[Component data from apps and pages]
*** Block opens ***
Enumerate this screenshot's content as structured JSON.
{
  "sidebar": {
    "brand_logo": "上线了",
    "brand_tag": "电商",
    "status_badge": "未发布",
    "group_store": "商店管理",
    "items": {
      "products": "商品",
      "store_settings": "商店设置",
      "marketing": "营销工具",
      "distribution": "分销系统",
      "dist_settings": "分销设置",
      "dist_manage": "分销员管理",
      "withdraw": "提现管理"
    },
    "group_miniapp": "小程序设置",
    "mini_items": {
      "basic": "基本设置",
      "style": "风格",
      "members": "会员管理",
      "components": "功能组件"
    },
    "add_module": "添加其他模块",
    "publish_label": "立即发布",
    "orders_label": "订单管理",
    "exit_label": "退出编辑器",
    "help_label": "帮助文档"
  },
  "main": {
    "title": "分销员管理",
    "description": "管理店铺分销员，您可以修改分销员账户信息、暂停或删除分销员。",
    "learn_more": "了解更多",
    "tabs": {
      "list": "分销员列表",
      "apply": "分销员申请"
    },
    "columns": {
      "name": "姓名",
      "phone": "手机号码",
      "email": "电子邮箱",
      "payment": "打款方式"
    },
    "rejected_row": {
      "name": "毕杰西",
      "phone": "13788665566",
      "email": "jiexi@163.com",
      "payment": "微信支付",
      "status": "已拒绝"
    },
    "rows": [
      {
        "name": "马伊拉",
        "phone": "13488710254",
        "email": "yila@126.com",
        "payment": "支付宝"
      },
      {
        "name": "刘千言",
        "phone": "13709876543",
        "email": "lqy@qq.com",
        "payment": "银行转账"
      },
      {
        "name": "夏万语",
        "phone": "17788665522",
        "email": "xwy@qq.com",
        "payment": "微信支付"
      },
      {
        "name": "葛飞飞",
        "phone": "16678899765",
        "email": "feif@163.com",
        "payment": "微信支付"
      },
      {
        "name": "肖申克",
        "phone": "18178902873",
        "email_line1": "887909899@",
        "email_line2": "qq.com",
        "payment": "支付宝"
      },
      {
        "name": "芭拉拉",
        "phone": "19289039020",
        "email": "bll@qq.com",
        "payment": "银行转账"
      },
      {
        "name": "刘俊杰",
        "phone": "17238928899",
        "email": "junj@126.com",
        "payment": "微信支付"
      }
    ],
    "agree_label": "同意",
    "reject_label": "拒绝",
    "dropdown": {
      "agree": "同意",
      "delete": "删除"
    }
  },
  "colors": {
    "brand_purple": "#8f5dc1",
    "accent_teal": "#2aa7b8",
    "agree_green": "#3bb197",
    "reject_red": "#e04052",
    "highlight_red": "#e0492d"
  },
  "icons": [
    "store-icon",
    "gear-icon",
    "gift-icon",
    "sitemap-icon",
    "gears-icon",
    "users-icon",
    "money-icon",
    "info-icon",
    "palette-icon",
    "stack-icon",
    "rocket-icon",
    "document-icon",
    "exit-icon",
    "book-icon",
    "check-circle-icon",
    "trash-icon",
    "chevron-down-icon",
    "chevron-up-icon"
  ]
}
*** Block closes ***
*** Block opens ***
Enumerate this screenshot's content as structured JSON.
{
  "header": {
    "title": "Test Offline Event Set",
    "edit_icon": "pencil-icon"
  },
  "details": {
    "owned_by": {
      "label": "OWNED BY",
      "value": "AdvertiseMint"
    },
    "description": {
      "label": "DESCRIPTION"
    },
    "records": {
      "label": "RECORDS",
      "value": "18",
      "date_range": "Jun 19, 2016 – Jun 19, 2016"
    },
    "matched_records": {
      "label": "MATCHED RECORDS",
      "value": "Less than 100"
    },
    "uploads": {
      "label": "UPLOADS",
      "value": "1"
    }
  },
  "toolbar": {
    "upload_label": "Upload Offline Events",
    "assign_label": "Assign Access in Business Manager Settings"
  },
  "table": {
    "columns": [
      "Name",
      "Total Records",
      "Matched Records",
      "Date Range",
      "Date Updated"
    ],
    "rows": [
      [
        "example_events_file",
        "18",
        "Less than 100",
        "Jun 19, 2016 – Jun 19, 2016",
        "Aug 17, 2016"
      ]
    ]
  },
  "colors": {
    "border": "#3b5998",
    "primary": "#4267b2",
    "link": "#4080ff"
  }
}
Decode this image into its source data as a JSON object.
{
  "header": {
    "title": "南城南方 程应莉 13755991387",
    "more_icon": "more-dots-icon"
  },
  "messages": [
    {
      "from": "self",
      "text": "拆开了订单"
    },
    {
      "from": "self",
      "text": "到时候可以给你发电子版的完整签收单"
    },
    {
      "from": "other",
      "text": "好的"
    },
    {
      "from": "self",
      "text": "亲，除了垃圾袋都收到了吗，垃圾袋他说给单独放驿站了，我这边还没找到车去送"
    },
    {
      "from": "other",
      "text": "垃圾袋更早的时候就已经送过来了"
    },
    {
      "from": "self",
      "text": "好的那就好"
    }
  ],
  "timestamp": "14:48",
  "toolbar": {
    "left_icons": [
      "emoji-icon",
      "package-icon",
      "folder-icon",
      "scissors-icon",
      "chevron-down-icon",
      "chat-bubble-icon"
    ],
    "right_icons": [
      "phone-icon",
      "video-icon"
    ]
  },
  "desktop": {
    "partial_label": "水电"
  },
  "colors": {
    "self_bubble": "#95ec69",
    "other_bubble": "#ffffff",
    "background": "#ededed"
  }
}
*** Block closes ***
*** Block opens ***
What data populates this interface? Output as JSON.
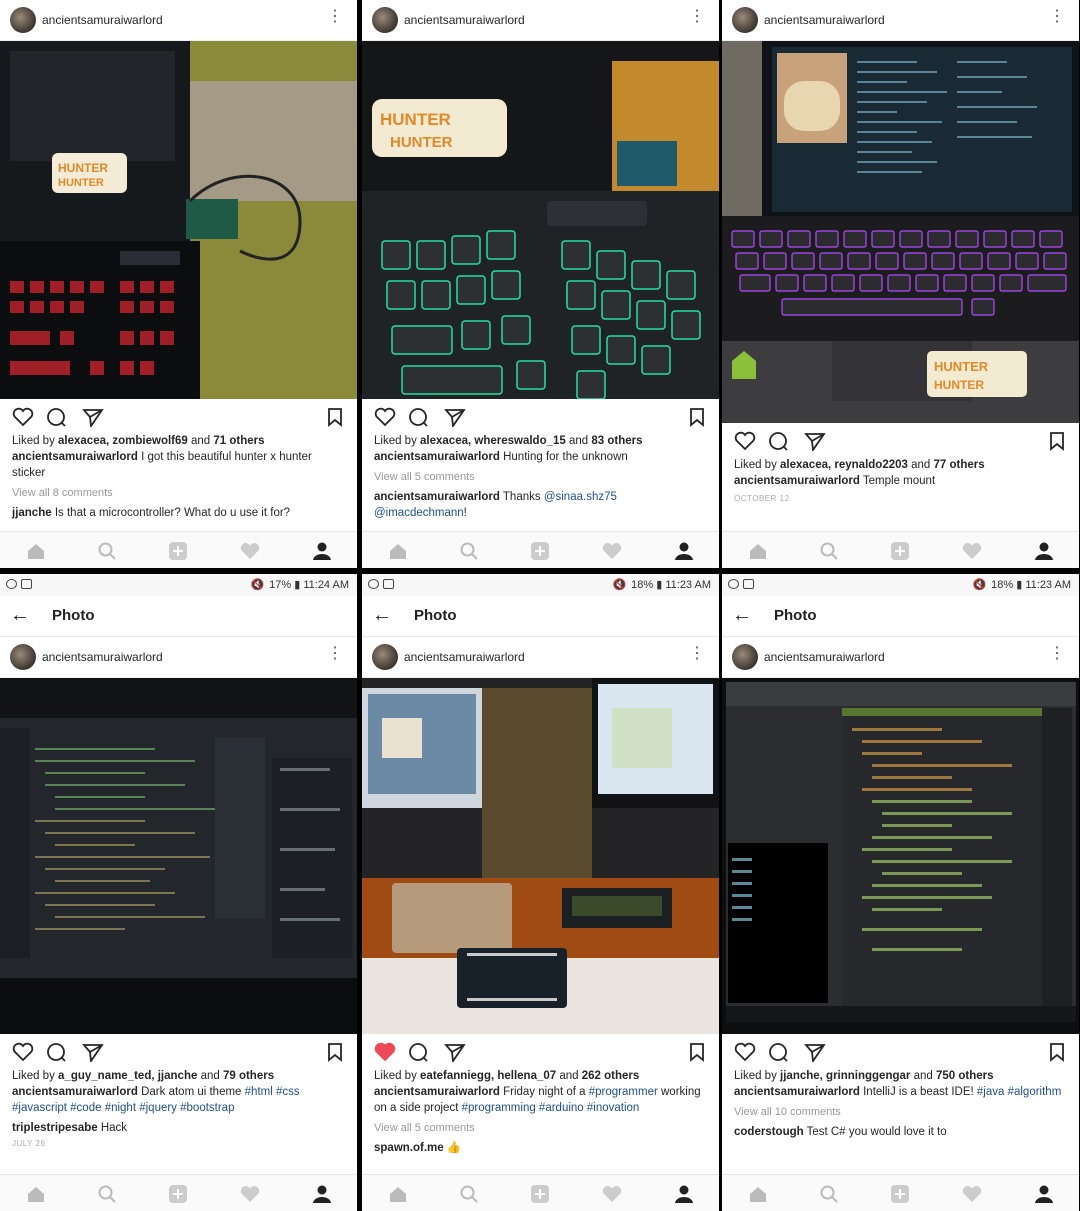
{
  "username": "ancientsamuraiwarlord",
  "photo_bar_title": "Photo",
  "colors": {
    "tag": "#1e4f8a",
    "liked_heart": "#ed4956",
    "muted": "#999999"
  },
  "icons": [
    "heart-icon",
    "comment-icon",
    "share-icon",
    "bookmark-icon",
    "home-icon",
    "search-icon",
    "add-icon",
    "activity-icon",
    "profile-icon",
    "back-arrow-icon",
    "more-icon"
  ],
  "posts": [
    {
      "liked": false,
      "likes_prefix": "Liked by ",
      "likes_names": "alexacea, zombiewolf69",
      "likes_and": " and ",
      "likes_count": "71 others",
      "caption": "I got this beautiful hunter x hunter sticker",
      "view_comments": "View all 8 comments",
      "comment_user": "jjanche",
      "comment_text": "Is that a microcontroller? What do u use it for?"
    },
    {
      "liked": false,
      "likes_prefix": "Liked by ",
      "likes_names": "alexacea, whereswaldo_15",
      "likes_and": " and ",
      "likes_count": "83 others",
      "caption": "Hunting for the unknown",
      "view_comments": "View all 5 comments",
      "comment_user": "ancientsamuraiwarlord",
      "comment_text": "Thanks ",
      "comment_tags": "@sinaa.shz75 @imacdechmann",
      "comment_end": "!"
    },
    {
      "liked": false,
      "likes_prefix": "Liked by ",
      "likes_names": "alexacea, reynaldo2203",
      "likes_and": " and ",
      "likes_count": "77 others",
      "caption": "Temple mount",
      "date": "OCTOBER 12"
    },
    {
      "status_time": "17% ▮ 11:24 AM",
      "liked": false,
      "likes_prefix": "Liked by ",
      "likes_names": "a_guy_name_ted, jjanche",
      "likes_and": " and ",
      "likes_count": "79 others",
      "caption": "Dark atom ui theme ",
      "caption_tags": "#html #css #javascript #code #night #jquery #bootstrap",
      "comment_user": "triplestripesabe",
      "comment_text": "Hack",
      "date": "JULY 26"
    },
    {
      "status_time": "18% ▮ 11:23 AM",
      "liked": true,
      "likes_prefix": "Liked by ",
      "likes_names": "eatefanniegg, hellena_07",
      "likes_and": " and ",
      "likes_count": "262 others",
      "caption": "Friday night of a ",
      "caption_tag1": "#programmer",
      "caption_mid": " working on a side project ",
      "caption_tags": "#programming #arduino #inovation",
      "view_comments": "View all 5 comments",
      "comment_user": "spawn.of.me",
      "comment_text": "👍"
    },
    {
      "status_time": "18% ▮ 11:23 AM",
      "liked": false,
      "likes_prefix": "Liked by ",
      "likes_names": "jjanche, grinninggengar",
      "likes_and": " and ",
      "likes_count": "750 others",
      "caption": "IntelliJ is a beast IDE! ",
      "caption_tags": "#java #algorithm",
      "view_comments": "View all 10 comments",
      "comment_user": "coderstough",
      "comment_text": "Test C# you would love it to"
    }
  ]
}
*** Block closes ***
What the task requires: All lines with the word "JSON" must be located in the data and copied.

Exercise output:
Enumerate this screenshot's content as structured JSON.
Enumerate this screenshot's content as structured JSON.
Decode this image into its source data as a JSON object.
What data populates this interface? Output as JSON.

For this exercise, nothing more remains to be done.